The input voltage would be too high without the alternator voltage regulator, overloading the electrical systems in your vehicle. To avoid this, the voltage regulator works similarly to a linear regulator in that it guarantees the alternator output maintains a constant charging voltage of 13.5V to 14.5V.
A properly charged car battery is required for a vehicle to run smoothly. The alternator regulator must monitor and control the charging process.
How Do You Fix a Voltage Regulator
Perform the following steps to fix a malfunctioned voltage regulator:
- Erratic engine performance is typically caused by a malfunctioning regulator that is unable to control the output voltage level generated by the alternator. If you discover that your engine performance is unusual or unpredictable, evaluate your vehicle’s electrical systems.
- If you have a bad or dead battery, call a professional right away.

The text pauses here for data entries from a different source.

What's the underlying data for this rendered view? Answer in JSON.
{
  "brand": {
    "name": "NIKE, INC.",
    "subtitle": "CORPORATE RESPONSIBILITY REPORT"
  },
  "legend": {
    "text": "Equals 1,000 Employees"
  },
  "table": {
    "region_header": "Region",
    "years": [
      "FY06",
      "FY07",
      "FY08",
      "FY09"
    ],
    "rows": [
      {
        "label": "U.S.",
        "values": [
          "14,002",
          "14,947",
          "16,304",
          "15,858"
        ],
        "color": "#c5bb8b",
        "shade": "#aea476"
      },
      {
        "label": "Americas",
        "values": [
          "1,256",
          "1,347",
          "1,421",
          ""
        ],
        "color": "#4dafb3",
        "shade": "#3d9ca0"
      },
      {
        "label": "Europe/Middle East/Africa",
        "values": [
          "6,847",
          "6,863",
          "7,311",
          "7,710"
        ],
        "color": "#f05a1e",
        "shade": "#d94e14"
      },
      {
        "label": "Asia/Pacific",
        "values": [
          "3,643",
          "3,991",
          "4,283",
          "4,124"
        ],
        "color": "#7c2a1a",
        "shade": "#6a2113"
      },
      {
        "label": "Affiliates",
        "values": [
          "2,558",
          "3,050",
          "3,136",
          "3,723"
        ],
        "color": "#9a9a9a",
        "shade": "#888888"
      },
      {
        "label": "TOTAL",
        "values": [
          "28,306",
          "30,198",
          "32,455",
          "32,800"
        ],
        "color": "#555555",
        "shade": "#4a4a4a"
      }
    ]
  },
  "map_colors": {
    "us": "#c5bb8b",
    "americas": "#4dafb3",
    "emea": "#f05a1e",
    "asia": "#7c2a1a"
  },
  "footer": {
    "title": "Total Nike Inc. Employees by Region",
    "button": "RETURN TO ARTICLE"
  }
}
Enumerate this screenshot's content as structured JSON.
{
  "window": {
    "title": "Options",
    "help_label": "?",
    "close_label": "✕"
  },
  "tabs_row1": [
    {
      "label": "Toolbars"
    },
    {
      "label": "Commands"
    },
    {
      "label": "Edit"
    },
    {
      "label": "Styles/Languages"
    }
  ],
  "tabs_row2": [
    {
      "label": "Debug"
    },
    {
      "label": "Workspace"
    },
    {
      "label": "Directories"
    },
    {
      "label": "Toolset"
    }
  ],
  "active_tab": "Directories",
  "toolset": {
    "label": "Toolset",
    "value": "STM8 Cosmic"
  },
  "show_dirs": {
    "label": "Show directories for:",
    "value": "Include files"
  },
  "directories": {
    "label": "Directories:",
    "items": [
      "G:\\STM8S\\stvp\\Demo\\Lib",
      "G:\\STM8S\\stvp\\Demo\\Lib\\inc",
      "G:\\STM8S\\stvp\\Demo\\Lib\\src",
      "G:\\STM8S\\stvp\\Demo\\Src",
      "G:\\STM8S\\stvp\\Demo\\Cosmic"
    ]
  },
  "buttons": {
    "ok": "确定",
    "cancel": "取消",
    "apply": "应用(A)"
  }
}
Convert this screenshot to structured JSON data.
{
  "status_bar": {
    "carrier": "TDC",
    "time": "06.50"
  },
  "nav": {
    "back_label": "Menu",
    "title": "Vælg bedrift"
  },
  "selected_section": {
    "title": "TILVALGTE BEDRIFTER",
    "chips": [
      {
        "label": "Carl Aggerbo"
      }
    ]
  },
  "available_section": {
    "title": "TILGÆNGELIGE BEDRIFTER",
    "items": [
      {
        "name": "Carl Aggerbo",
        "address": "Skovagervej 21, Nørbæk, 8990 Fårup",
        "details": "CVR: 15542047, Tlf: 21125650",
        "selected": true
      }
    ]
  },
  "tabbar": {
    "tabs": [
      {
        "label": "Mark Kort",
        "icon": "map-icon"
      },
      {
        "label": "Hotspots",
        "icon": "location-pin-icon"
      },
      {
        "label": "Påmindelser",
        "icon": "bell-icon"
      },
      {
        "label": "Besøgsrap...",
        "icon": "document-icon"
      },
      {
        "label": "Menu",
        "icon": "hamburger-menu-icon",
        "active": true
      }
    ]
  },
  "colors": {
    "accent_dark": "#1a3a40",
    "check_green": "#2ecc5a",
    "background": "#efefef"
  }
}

Allow them to determine whether the problem is with your voltage regulator or another electrical component. In addition, the mechanic will inform you if you require a new battery.
Frequently Asked Questions
What is the lifespan of a voltage regulator?
It can be difficult to anticipate the exact lifespan of your alternator voltage regulator. However, under normal environmental conditions, your voltage regulator may outlive the useful life of your car. To be more specific, many mechanics agree that the voltage regulator in your vehicle can survive up to 100,000 kilometers.
Voltage regulators (VRs) keep power supply voltages within a range that is compatible with the other electrical components. Switches manage the current supply in step regulators. And an induction motor supplies a secondary, constantly adjusted voltage in induction regulators,
Leave a Reply